September 22, 2012, Washington, D.C. – During the recent Congressional Black Caucus (CBC) Legislative Week, the focus was on two philosophical and emotional themes of the African Diaspora; development and identity. Development issues included economics, education, gender, health, youth and how to support Africa. Identity discussions centered on the millions of people throughout the world who now identify as African Diaspora - 42 million African Americans, 115 million Afro-Latinos (including 90 million Brazilians), 23 million Afro-Caribbeans, eight million Afro-Europeans, 800,000 Afro-Canadians and 300,000 Afro-Asians – and how they relate to Africa and the African community of their ancestors.
Since the April 2005 declaration of the African Union Executive Council that “the African Diaspora consists of peoples of African origin living outside the continent, irrespective of their citizenship and nationality and who are willing to contribute to the development of the Continent and the building of the African Union,” many people of African descent have increasingly claimed their identity as African Diaspora and seek to find which communities their ancestors came from. The U.S. Congressional Black Caucus is one of the visible groups that have taken the issue of their African identify and the development of Africa very seriously.
The development and identity themes also defined the Constituency for Africa’s (CFA) Ron Brown African Affairs Series, which also took place during the CBC Legislative Week, with sessions complimentary to those of CBC. One of the crowning sessions during the CBC Legislative Week was African Foreign Affairs Braintrust, “Africa Rising: A Continent of Opportunity.” Makhtar Diop, the World Bank’s Vice President for Africa, was one of three panelists discussing the theme “Africa’s Growing Economies.” He was joined by Ambassador Tebelelo Seretse of Botswana and Jay Ireland, CEO of GE Africa.
Some key issues in Diop’s presentation were about Africa’s rapid growth and poverty reduction since the late 1990s. Diop said that Africa’s average growth has exceeded five percent per year and accelerated to six percent before the global economic crisis. Performance of the 22 non-oil exporting countries averaged higher than four percent annual growth for the decade 1998 to 2008, all of which he attributed mainly to better macroeconomic policies.
Pointing out Africa’s challenges, Diop emphasized the importance of “access to electricity in Africa, which is essential to achieve the Millennium Development Goals and promote inclusive growth and job creation, support businesses and productivity. He called on the diaspora and the private sector to collaborate in finding investments for Africa’s power. The World Bank Continues to leverage IDA resources, global knowledge and private sector finance and expertise to improve access to and delivery of basic services of which electricity is one, in keeping with the Goal 8 of the Millennium Development Goals (MDGs). The African Diaspora is a natural partner in this regard.

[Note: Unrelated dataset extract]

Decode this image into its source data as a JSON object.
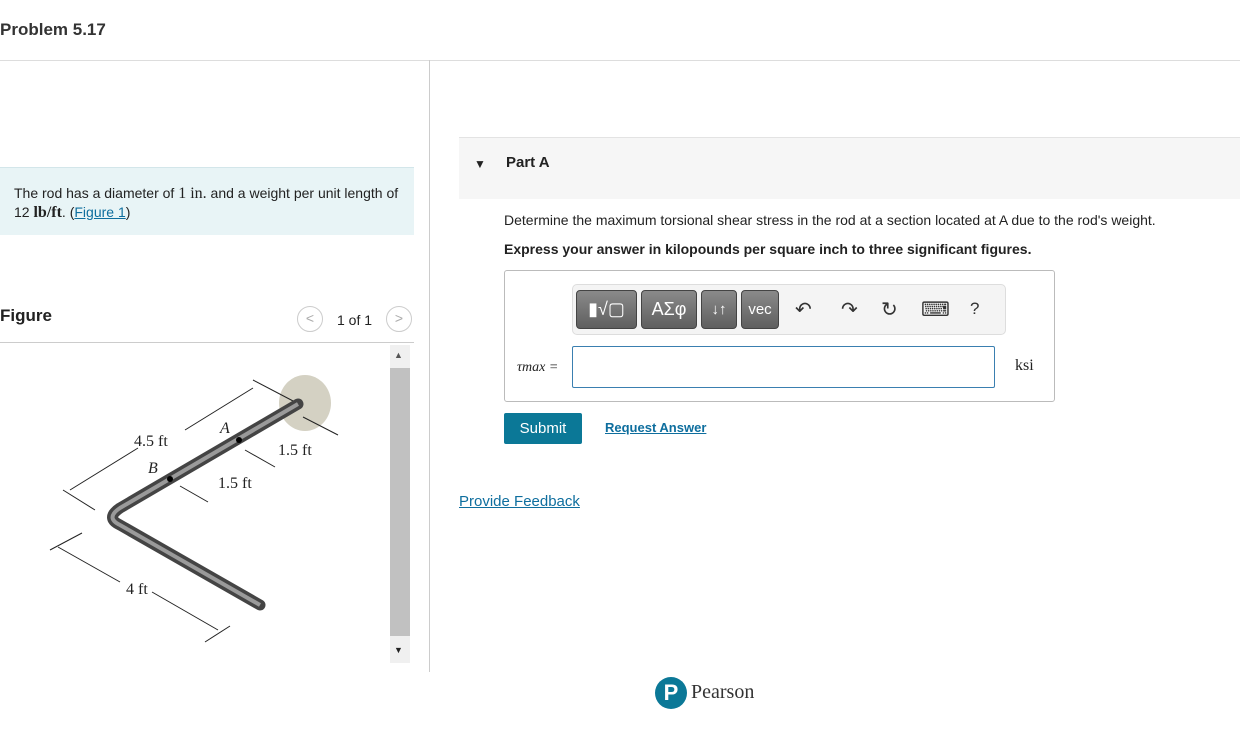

During a Lunch and Cultural Presentation session, Congresswoman Karen Bass, the host of Africa Braintrust program, authorized an announcement of her genealogical test results, taken to determine her ancestry. Gina Paige, President of African Ancestry, made the announcement. The test revealed that Rep. Bass is a descendant of Cameroon, and would therefore be more specifically known as an “AmeriCam” even as she remains an African American.
The Cameroonian Ambassador was on hand to perform a quick, traditional welcoming ceremony for Rep. Bass, involving the gift of a piece of African cloth and DVDs about Cameroon, pending an official ceremony later that will include issuing her a Cameroonian passport. Rep. Bass said she was looking forward to learning about Cameroon and “to going home.”
There was no dry eye in the room when a video about an emotional return to Cameroon of a group of African Americans/AmeriCams was played. The group of more than 10 included actor Isaiah Washington, actress Sheryl Lee Ralph and many others.
Several members of Congress have taken ancestry tests, including Rep. Bobby Rush, identified as a Ghanaian, former Congresswoman Diane Watson (Central African Republic), and Rep. Barbara Lee (Sierra Leone). Watson emphasized the importance of “knowing where you are from, for health reasons, as this should guide how you eat.”
Paula Madison, co-owner of The Africa Channel insightfully declared, “We are not defined by slavery.” She said how the Chinese side of her ancestry embraced her lovingly when she went to meet them recently after discovering that she is Chinese and Ghanaian, while the Ashante Hene, the King of her Ghanaian heritage, personally gave her a Ghanaian name.
Madison said that, “the belief out there that Africans don’t accept African Americans is just something in the winds without basis.”
In a candid moment while greeting the participants, Democratic Whip Steny Hoyer said, “no group of Americans has taken as much abuse as the African Americans and none has remained as loyal.” That was a proud moment for many in the room.